While the epic inning of 281 against Australia at Eden Gardens is what defines V.V.S. Laxman, but it is knock of 167 against the same team at Sydney which is close to the heart of the former Indian cricketer.
The stylish batsman revealed this at the release of his autobiography ‘281 and Beyond’ here on Thursday night.
Laxman, who shot to the limelight with a knock of 167 in 2000, believes this was closer to his heart as it was first international hundred and it gave him confidence and belief that he was capable of playing at the highest level.
“From 1996 to 2000, I never had a hundred. I never ever felt I was able to establish myself in the Indian team. If I had not got that 167, probably I would not have got another chance to play. The fashion in which I got these runs and against quality bowling on a challenging wicket and tough conditions gave me the confidence.”

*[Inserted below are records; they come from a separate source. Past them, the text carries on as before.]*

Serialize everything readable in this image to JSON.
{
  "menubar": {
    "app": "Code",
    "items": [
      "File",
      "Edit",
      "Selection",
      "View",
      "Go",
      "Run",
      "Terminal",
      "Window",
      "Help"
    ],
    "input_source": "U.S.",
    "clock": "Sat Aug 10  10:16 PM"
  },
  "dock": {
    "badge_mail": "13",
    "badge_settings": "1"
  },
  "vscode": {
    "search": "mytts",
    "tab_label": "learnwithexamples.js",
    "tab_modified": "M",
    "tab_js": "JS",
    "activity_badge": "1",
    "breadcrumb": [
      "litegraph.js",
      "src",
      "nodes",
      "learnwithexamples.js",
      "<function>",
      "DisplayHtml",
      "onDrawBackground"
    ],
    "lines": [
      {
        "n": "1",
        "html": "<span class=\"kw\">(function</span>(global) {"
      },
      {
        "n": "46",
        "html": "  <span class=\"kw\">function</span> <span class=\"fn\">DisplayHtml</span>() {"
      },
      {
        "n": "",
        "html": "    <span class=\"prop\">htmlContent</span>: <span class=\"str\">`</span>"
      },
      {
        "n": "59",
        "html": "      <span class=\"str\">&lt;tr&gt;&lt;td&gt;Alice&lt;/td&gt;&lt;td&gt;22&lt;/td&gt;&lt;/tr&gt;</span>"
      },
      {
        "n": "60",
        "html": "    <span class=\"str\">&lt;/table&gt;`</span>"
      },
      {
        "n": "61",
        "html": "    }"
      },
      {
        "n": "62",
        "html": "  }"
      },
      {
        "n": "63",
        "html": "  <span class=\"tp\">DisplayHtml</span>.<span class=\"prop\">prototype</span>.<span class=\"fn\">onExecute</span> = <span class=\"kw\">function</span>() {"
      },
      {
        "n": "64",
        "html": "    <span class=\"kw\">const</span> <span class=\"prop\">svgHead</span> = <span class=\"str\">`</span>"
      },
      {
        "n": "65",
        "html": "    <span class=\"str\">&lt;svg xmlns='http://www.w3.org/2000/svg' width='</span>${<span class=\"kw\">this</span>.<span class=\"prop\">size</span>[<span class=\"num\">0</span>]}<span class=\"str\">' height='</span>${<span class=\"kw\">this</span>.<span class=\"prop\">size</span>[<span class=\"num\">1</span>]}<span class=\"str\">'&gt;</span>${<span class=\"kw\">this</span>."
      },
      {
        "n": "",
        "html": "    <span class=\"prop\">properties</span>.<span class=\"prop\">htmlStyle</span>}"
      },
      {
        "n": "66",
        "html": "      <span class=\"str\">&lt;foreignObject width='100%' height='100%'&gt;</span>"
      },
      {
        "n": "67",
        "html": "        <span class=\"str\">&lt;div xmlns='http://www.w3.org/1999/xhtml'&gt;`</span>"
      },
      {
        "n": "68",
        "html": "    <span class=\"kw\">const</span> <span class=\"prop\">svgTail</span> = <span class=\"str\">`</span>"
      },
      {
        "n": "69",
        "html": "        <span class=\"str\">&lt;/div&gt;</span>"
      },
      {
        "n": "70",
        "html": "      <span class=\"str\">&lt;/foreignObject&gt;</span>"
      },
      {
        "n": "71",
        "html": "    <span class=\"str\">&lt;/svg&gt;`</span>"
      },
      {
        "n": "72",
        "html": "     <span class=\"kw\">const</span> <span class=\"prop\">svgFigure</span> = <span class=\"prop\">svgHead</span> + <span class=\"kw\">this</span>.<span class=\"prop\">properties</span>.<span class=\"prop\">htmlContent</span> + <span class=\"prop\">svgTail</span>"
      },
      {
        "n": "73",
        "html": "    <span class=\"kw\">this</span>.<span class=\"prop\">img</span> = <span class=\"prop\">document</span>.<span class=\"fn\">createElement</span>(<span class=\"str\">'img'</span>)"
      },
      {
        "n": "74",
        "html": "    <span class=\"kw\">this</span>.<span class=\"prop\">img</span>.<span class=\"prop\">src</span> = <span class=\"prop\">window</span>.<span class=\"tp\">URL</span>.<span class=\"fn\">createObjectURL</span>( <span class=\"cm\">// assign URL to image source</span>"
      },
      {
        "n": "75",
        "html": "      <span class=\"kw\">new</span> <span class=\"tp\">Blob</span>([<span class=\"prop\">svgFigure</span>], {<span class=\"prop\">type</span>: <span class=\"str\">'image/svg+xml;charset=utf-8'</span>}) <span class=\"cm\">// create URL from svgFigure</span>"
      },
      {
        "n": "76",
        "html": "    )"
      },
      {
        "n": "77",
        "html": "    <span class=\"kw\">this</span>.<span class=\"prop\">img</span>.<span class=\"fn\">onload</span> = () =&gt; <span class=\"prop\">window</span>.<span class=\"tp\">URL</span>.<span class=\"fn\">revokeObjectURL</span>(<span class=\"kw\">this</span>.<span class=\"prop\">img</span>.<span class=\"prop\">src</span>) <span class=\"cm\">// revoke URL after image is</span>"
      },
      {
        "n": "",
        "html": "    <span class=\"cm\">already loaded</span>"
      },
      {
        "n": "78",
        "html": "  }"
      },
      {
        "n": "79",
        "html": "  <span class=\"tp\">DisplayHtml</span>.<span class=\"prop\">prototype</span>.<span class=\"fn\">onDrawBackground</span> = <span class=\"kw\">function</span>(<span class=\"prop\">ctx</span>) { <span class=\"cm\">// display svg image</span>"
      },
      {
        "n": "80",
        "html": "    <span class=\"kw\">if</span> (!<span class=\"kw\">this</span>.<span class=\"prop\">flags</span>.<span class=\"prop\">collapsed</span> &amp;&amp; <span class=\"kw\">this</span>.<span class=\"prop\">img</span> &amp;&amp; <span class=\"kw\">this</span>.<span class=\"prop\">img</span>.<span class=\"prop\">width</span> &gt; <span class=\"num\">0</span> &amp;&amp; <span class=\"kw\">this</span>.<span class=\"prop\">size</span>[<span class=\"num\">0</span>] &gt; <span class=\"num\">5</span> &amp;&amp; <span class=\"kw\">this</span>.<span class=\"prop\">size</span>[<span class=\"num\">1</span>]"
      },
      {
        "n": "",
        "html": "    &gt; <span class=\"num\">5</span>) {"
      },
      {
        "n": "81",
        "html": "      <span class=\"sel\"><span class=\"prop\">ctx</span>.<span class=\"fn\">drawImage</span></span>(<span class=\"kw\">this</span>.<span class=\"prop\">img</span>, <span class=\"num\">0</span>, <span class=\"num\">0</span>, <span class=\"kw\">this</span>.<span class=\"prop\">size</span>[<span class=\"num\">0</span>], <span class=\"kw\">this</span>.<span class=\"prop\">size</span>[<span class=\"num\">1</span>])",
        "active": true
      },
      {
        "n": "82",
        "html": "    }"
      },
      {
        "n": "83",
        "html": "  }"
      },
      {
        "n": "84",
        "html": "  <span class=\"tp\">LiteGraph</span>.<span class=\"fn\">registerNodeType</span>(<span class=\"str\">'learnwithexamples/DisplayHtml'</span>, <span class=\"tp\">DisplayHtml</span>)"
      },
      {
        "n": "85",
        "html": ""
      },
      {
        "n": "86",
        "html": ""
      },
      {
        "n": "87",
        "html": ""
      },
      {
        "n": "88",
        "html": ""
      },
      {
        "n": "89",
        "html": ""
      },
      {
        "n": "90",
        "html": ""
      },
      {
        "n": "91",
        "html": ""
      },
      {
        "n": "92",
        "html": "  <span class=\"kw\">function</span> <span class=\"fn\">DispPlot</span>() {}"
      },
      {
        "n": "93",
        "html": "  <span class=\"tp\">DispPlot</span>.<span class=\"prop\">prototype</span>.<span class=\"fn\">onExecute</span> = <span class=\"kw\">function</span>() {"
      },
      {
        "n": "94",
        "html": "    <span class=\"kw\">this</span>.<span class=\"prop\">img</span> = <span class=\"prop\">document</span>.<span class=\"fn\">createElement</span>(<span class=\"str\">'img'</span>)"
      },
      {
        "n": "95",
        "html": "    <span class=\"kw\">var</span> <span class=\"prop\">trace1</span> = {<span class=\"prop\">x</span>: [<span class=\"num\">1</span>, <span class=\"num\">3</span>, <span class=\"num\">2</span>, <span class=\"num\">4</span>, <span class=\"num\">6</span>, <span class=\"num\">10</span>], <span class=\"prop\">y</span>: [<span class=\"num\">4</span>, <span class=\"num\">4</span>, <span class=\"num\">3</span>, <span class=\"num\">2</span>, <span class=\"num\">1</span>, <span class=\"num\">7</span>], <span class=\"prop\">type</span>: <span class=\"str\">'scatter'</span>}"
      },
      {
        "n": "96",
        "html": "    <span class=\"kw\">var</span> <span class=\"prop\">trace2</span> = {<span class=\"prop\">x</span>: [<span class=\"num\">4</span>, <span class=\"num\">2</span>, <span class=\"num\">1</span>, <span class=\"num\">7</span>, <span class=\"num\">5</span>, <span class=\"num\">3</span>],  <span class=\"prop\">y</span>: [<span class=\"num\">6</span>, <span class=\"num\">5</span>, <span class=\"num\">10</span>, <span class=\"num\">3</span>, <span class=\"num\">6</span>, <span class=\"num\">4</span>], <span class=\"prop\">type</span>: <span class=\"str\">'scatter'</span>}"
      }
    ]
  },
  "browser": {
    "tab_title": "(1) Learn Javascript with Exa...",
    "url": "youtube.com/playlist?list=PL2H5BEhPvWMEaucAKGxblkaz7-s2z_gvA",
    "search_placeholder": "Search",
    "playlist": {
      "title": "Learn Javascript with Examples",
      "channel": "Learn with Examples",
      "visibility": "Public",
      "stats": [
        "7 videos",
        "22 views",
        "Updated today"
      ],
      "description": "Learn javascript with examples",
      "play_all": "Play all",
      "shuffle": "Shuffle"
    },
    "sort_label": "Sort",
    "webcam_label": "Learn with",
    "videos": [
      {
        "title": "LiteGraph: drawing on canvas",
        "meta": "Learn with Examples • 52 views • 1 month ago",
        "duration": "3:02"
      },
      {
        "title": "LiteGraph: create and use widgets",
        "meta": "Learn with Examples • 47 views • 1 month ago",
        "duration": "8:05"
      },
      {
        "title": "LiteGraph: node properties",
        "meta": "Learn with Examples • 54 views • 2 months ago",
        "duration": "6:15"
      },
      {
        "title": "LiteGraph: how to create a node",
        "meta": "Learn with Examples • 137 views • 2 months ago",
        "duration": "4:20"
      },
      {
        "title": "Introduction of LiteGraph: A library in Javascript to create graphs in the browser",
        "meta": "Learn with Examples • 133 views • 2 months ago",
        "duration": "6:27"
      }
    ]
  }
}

“It removed doubts and apprehensions I had about my game. I started to feel that I belong to international cricket and that I can go out and perform against the best bowlers,” added Laxman in a chat with popular cricket commentator Harsha Bhogle.
Laxman, who retired from international cricket in 2012 after a career spanning 16 years, is known for his historic knock of 281 in 2001. His inning and record stand with Rahul Dravid, set up a stunning victory for India after following on.
Laxman believes this was turning point for his career and also in the fortunes of the Indian team.
He also revealed that this knock of 281 did not come as a surprise. Known as ‘Very Very Special’ in cricketing circles, Laxman said with the extensive fitness training and hard work, he was physically and mentally ready to play that kind of inning.
He did not agree with Harsha Bhogle that 281 trapped him as people started to have huge expectations from him.
“I learnt after the first 4 years of struggle at highest level that especially in our country you can’t afford to fall into a trap. Everyone will have expectations. I never played game to fulfill expectations of others.”
The event saw Harsha Bhogle in free and frank conversation with Laxman, his family members, former cricketers Arshad Ayub, Venkatapathi Raju and autobiography co-writer R. Kaushik.
Telangana’s Information Technology Minister K.T. Rama Rao and badminton coach P. Gopichand also shared their views at the event attended by former cricketers, coaches and friends of Laxman.
Laxman, who preferred cricketing career over becoming a physician like his parents, said the toughest decision for him was giving up as an opening batsman.
In 1996 when Laxman was included in the Indian team he was announced as an opener. “I took it up as a challenge. It was one of the tough decisions,” he said.
When he was dropped in 2000, he joined the Hyderabad team and started playing first class cricket. “I told myself that I am going to lead the life as a first class cricketer. I decided I will work hard but I will never ever open the batting. It was toughest decision because there was no guarantee of getting into playing XI of India,” he said.
He recalled that at that time the middle order was packed with experienced players like Rahul Dravid, Sachin Tendulkar, Mohammed Azharuddin and Sourav Ganguly.
Laxman represented India in 134 Tests, scoring 8781 runs at 45.97. He scored 17 test centuries, six of which came against Australia.